The whole human race from the beginning has been given helps sufficient for salvation (see LG 2). Historically, the roots of the Church reach back to the beginnings of revelation recorded in the Old Testament (see DV 3). Yet the whole of human history centers upon Jesus, for fulfillment in him is the destiny toward which all creation is directed. In becoming Incarnate, the Word gathers all history to himself and provides within history the central reference point to which everything else is relative (see GS 10, 38). In its all-embracing unity, the gathering together of humankind in the Lord Jesus is the work of the Holy Spirit, who was at work from the beginning, throughout the Old Testament, and who now dwells on earth permanently in Jesus’ Church and impels her to her full expansion and ultimate, perfect, heavenly unity (see LG 4, 6; DV 2; AG 2, 4, 5, 7, 15; GS 10, 22; and so on).
Obviously, those whose awareness of Jesus is conscious and explicit, who knowingly commit themselves to him in faith, and who receive the sacrament of baptism into Jesus and bear the name “Christian” live within the unity of the Church (see UR 22–23). “Nevertheless, our separated brethren, whether considered as individuals or as Communities and Churches, are not blessed with that unity which Jesus Christ wished to bestow on all those whom he has regenerated . . .. For it is through Christ’s Catholic Church alone, which is the all-embracing means of salvation, that the fullness of the means of salvation can be obtained. It was to the apostolic college alone, of which Peter is the head, that we believe our Lord entrusted all the blessings of the new covenant, in order to establish on earth the one Body of Christ into which all those should be fully incorporated who already belong in any way to God’s People” (UR 3). Yet the Spirit is at work amid our separated brothers and sisters (see UR 3); we are united with them in Jesus and the Holy Spirit (see LG 15). Thus, while the Church constituted and organized in the world as a society subsists in the Catholic Church (see LG 8), still those Christians separated from the Catholic Church are not wholly separated from Jesus’ Church (see LG 15), because they live in a real, “though imperfect, communion with the Catholic Church” (UR 3).

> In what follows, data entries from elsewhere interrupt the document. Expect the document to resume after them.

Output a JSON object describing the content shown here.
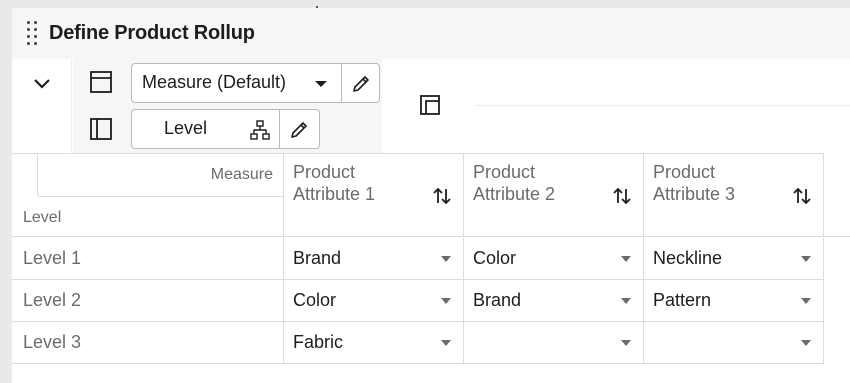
{
  "title": "Define Product Rollup",
  "toolbar": {
    "collapse_icon": "chevron-down-icon",
    "row_layout_icon": "row-layout-icon",
    "column_layout_icon": "column-layout-icon",
    "measure_select": {
      "value": "Measure (Default)",
      "edit_icon": "pencil-icon"
    },
    "level_select": {
      "value": "Level",
      "hierarchy_icon": "hierarchy-icon",
      "edit_icon": "pencil-icon"
    },
    "freeze_icon": "freeze-panes-icon"
  },
  "grid": {
    "corner": {
      "measure_label": "Measure",
      "level_label": "Level"
    },
    "columns": [
      {
        "line1": "Product",
        "line2": "Attribute 1",
        "sort_icon": "sort-icon"
      },
      {
        "line1": "Product",
        "line2": "Attribute 2",
        "sort_icon": "sort-icon"
      },
      {
        "line1": "Product",
        "line2": "Attribute 3",
        "sort_icon": "sort-icon"
      }
    ],
    "rows": [
      {
        "label": "Level 1",
        "cells": [
          "Brand",
          "Color",
          "Neckline"
        ]
      },
      {
        "label": "Level 2",
        "cells": [
          "Color",
          "Brand",
          "Pattern"
        ]
      },
      {
        "label": "Level 3",
        "cells": [
          "Fabric",
          "",
          ""
        ]
      }
    ]
  },
  "colors": {
    "panel_bg": "#f6f6f6",
    "border": "#dcdcdc",
    "muted_text": "#6b6b6b"
  }
}
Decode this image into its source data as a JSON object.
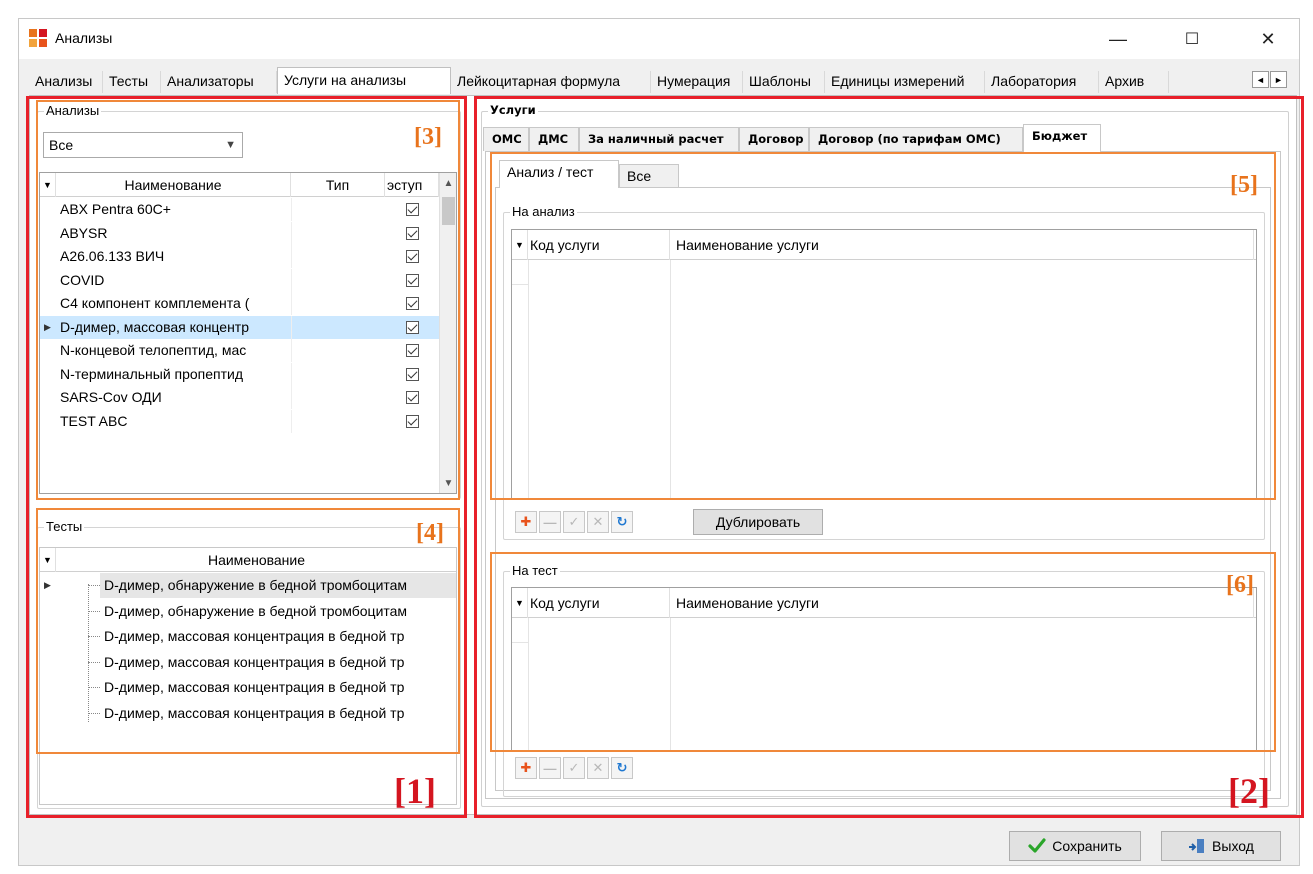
{
  "window": {
    "title": "Анализы",
    "minimize": "—",
    "maximize": "☐",
    "close": "✕"
  },
  "main_tabs": [
    {
      "label": "Анализы",
      "active": false
    },
    {
      "label": "Тесты",
      "active": false
    },
    {
      "label": "Анализаторы",
      "active": false
    },
    {
      "label": "Услуги на анализы",
      "active": true
    },
    {
      "label": "Лейкоцитарная формула",
      "active": false
    },
    {
      "label": "Нумерация",
      "active": false
    },
    {
      "label": "Шаблоны",
      "active": false
    },
    {
      "label": "Единицы измерений",
      "active": false
    },
    {
      "label": "Лаборатория",
      "active": false
    },
    {
      "label": "Архив",
      "active": false
    }
  ],
  "tab_scroll": {
    "left": "◄",
    "right": "►"
  },
  "analyses_panel": {
    "legend": "Анализы",
    "filter_value": "Все",
    "columns": [
      "Наименование",
      "Тип",
      "эступ"
    ],
    "rows": [
      {
        "name": "ABX Pentra 60C+",
        "type": "",
        "checked": true,
        "selected": false
      },
      {
        "name": "ABYSR",
        "type": "",
        "checked": true,
        "selected": false
      },
      {
        "name": "A26.06.133 ВИЧ",
        "type": "",
        "checked": true,
        "selected": false
      },
      {
        "name": "COVID",
        "type": "",
        "checked": true,
        "selected": false
      },
      {
        "name": "C4 компонент комплемента (",
        "type": "",
        "checked": true,
        "selected": false
      },
      {
        "name": "D-димер, массовая концентр",
        "type": "",
        "checked": true,
        "selected": true
      },
      {
        "name": "N-концевой телопептид, мас",
        "type": "",
        "checked": true,
        "selected": false
      },
      {
        "name": "N-терминальный пропептид",
        "type": "",
        "checked": true,
        "selected": false
      },
      {
        "name": "SARS-Cov ОДИ",
        "type": "",
        "checked": true,
        "selected": false
      },
      {
        "name": "TEST ABC",
        "type": "",
        "checked": true,
        "selected": false
      }
    ]
  },
  "tests_panel": {
    "legend": "Тесты",
    "column": "Наименование",
    "rows": [
      "D-димер, обнаружение в бедной тромбоцитам",
      "D-димер, обнаружение в бедной тромбоцитам",
      "D-димер, массовая концентрация в бедной тр",
      "D-димер, массовая концентрация в бедной тр",
      "D-димер, массовая концентрация в бедной тр",
      "D-димер, массовая концентрация в бедной тр"
    ]
  },
  "services_panel": {
    "legend": "Услуги",
    "payment_tabs": [
      {
        "label": "ОМС",
        "active": false
      },
      {
        "label": "ДМС",
        "active": false
      },
      {
        "label": "За наличный расчет",
        "active": false
      },
      {
        "label": "Договор",
        "active": false
      },
      {
        "label": "Договор (по тарифам ОМС)",
        "active": false
      },
      {
        "label": "Бюджет",
        "active": true
      }
    ],
    "inner_tabs": [
      {
        "label": "Анализ / тест",
        "active": true
      },
      {
        "label": "Все",
        "active": false
      }
    ],
    "on_analysis": {
      "legend": "На анализ",
      "columns": [
        "Код услуги",
        "Наименование услуги"
      ],
      "duplicate_button": "Дублировать"
    },
    "on_test": {
      "legend": "На тест",
      "columns": [
        "Код услуги",
        "Наименование услуги"
      ]
    }
  },
  "toolbar_icons": {
    "add": "✚",
    "remove": "—",
    "apply": "✓",
    "cancel": "✕",
    "refresh": "↻"
  },
  "footer": {
    "save_label": "Сохранить",
    "exit_label": "Выход"
  },
  "annotations": {
    "m1": "[1]",
    "m2": "[2]",
    "m3": "[3]",
    "m4": "[4]",
    "m5": "[5]",
    "m6": "[6]"
  },
  "colors": {
    "red_frame": "#e8202a",
    "orange_frame": "#f0883a",
    "selection": "#cce8ff",
    "save_check": "#2aa52a",
    "refresh_blue": "#1f78d1",
    "add_orange": "#e8531c"
  }
}
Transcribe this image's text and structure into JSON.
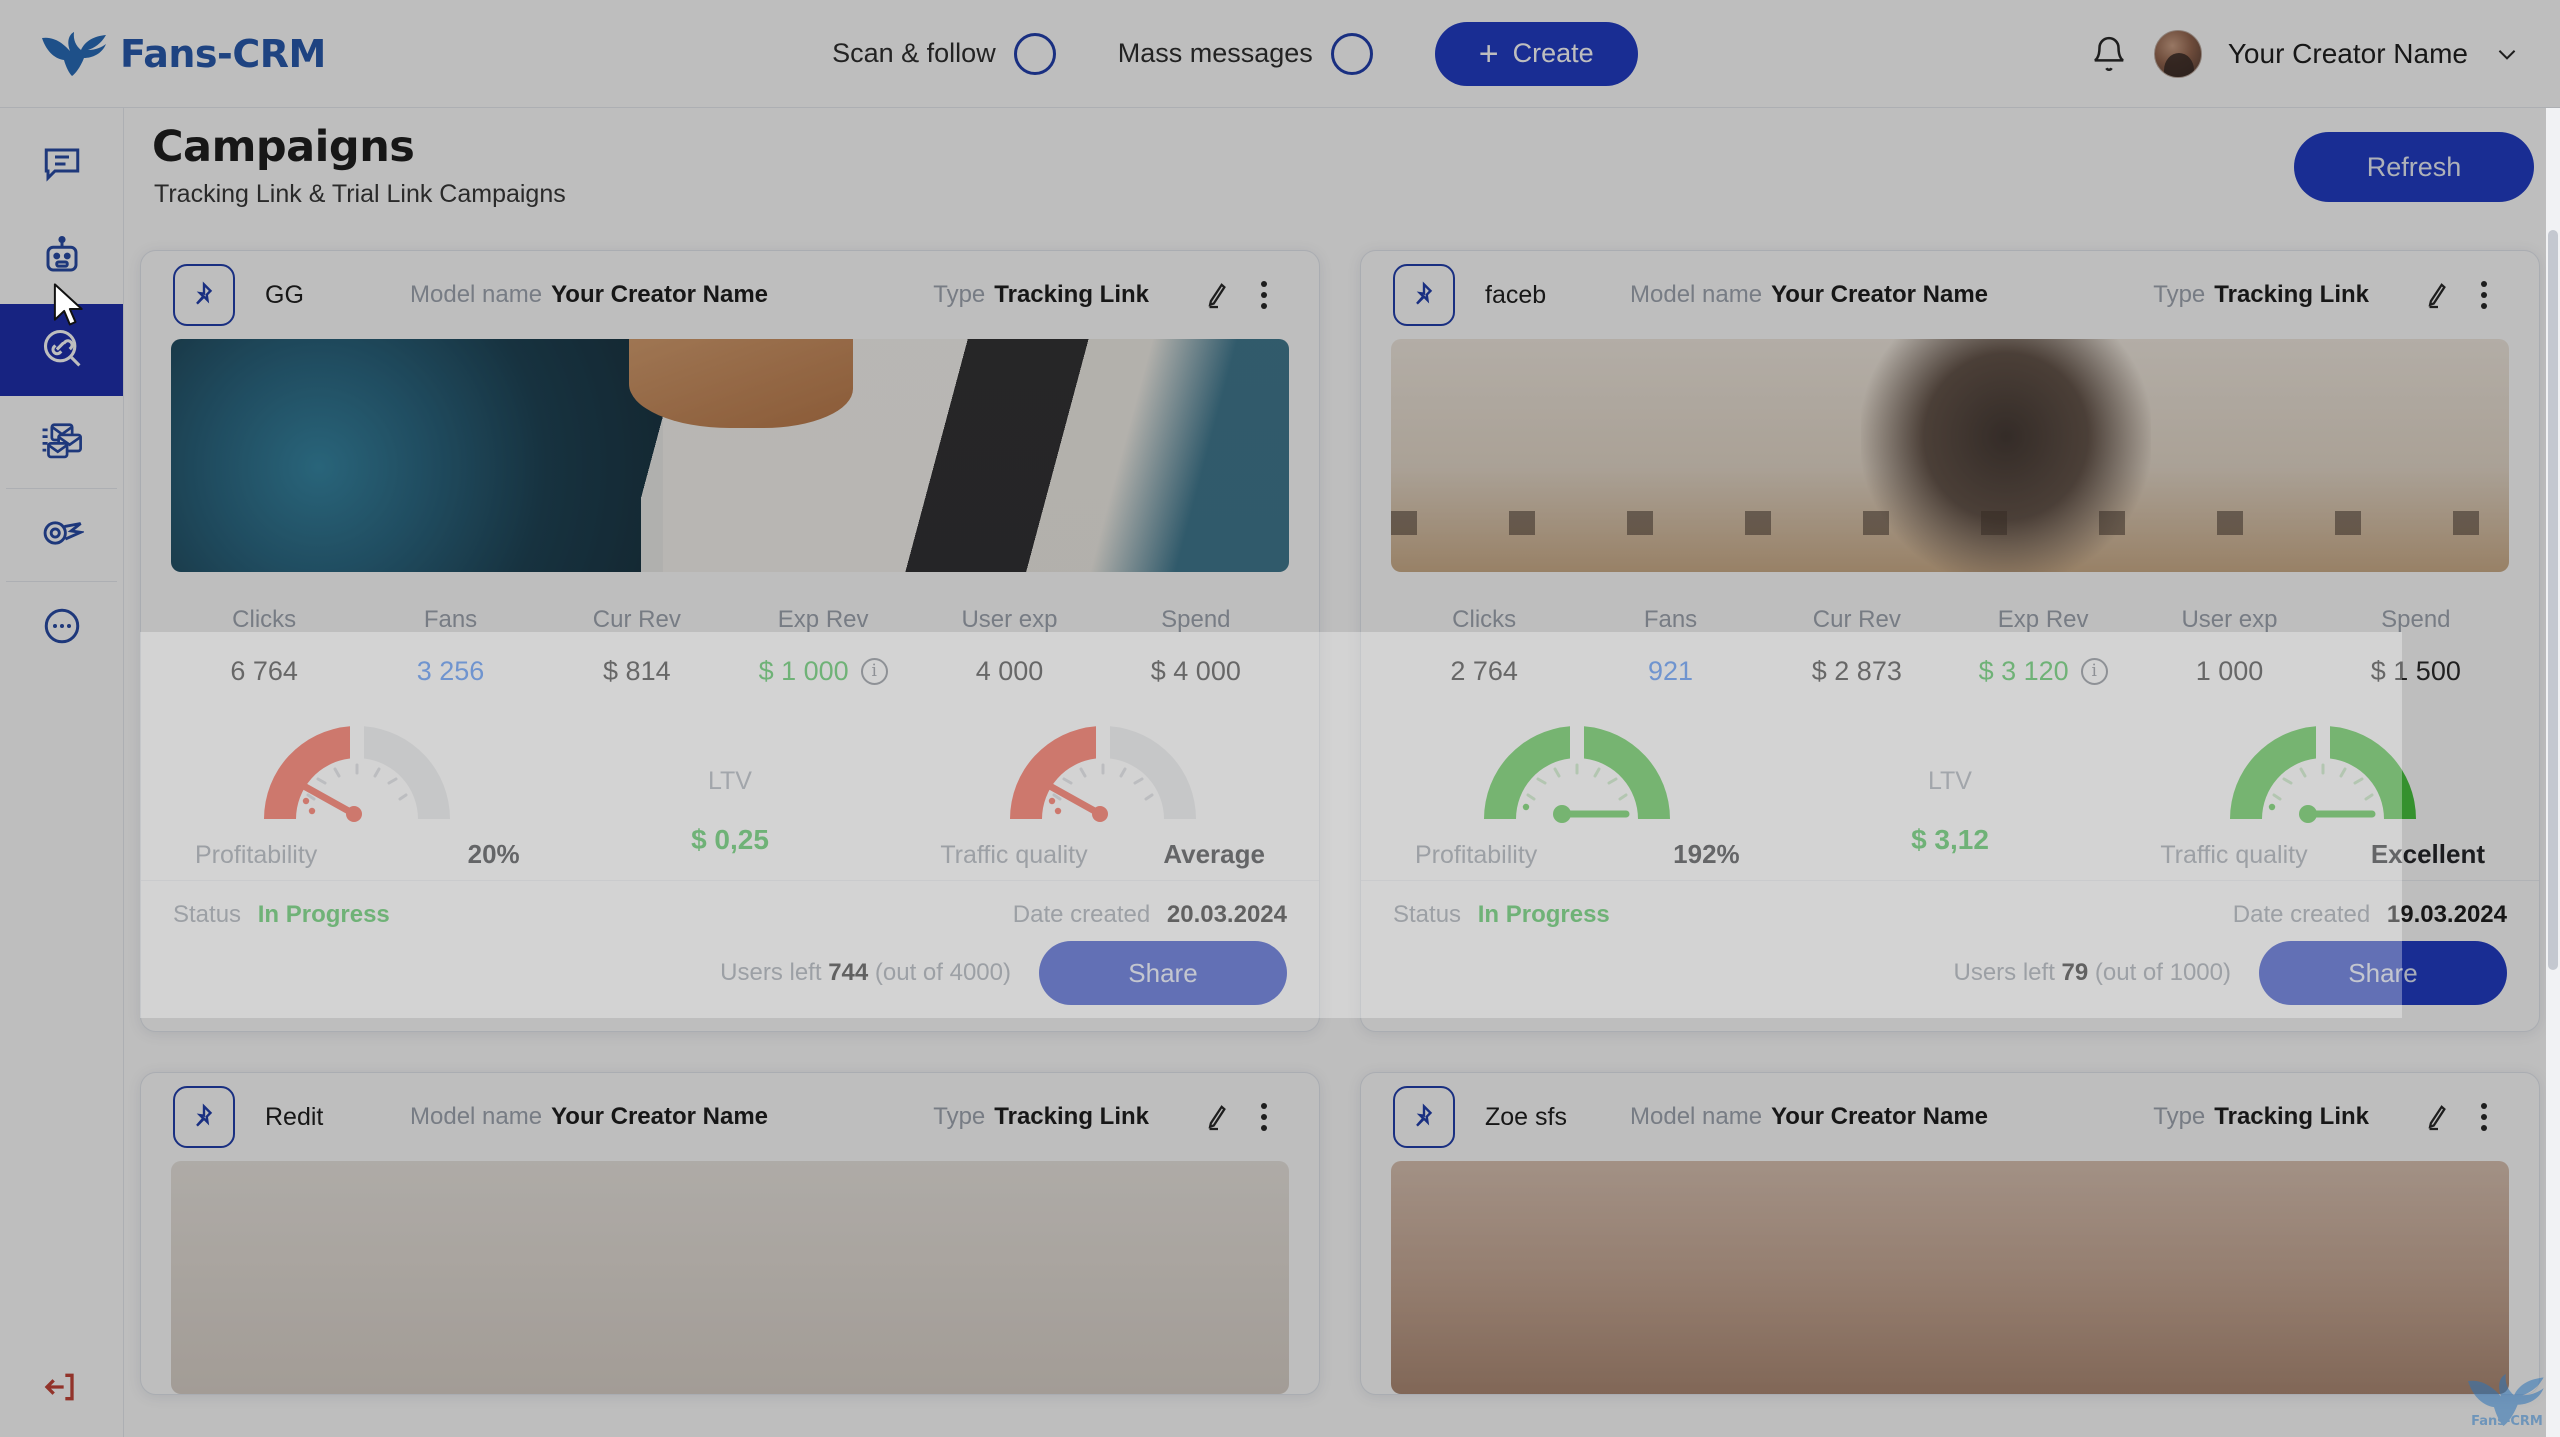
{
  "topbar": {
    "brand": "Fans-CRM",
    "brand_icon": "wings-logo-icon",
    "scan_follow_label": "Scan & follow",
    "mass_messages_label": "Mass messages",
    "create_label": "Create",
    "create_plus": "+",
    "bell_icon": "bell-icon",
    "user_name": "Your Creator Name",
    "chevron_icon": "chevron-down-icon",
    "accent_color": "#1430c2"
  },
  "sidebar": {
    "items": [
      {
        "icon": "chat-bubble-icon",
        "active": false
      },
      {
        "icon": "robot-icon",
        "active": false
      },
      {
        "icon": "link-search-icon",
        "active": true
      },
      {
        "icon": "mail-stack-icon",
        "active": false
      },
      {
        "icon": "comet-icon",
        "active": false
      },
      {
        "icon": "more-dots-circle-icon",
        "active": false
      }
    ],
    "logout_icon": "logout-arrow-icon"
  },
  "page": {
    "title": "Campaigns",
    "subtitle": "Tracking Link & Trial Link Campaigns",
    "refresh_label": "Refresh"
  },
  "labels": {
    "model_name": "Model name",
    "type": "Type",
    "clicks": "Clicks",
    "fans": "Fans",
    "cur_rev": "Cur Rev",
    "exp_rev": "Exp Rev",
    "user_exp": "User exp",
    "spend": "Spend",
    "profitability": "Profitability",
    "traffic_quality": "Traffic quality",
    "ltv": "LTV",
    "status": "Status",
    "date_created": "Date created",
    "users_left": "Users left",
    "share": "Share",
    "edit_icon": "pencil-edit-icon",
    "menu_icon": "more-vertical-icon",
    "pin_icon": "pin-bookmark-icon",
    "info_icon": "info-circle-icon"
  },
  "colors": {
    "green": "#2fbb3e",
    "red": "#f2402a",
    "blue_value": "#2f7bf6",
    "muted": "#9aa1ad"
  },
  "cards": [
    {
      "name": "GG",
      "model_name": "Your Creator Name",
      "type": "Tracking Link",
      "media": "gg",
      "metrics": {
        "clicks": "6 764",
        "fans": "3 256",
        "cur_rev": "$ 814",
        "exp_rev": "$ 1 000",
        "user_exp": "4 000",
        "spend": "$ 4 000"
      },
      "profitability_value": "20%",
      "profitability_pct": 20,
      "traffic_quality_value": "Average",
      "traffic_quality_pct": 20,
      "gauge_color": "#f2402a",
      "ltv": "$ 0,25",
      "status": "In Progress",
      "date_created": "20.03.2024",
      "users_left": "744",
      "users_total": "(out of 4000)"
    },
    {
      "name": "faceb",
      "model_name": "Your Creator Name",
      "type": "Tracking Link",
      "media": "fb",
      "metrics": {
        "clicks": "2 764",
        "fans": "921",
        "cur_rev": "$ 2 873",
        "exp_rev": "$ 3 120",
        "user_exp": "1 000",
        "spend": "$ 1 500"
      },
      "profitability_value": "192%",
      "profitability_pct": 100,
      "traffic_quality_value": "Excellent",
      "traffic_quality_pct": 100,
      "gauge_color": "#3cbf31",
      "ltv": "$ 3,12",
      "status": "In Progress",
      "date_created": "19.03.2024",
      "users_left": "79",
      "users_total": "(out of 1000)"
    },
    {
      "name": "Redit",
      "model_name": "Your Creator Name",
      "type": "Tracking Link",
      "media": "redit"
    },
    {
      "name": "Zoe sfs",
      "model_name": "Your Creator Name",
      "type": "Tracking Link",
      "media": "zoe"
    }
  ]
}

It follows that without excluding non-Christians and separated Christians from salvation in Jesus, we must find the oneness of the only Church of Jesus in the enduring unity of the Catholic Church (see LG 8). She alone recognizes the principle of unity and cooperation established by Jesus: the collegial episcopacy centered upon the successor of Peter, who is the vicar of the Lord Jesus and head of the whole Church (see LG 18). To put the matter bluntly: Christians who do not regard themselves as Catholics are so despite themselves, just insofar as they truly are Christians. (Although the purpose of this bluntness is clarity, not offensiveness, it obviously is not likely to be appreciated by our separated brothers and sisters.)
Once the preceding explanation is understood, one will realize that the possibility that people who have not heard the gospel can be saved in no way renders unnecessary the hearing of the gospel, explicit faith, baptism, and active membership in the Church. On the contrary, those who have not heard the gospel can be saved only because in some manner they are on their way to the baptismal font, so that their baptism already has begun.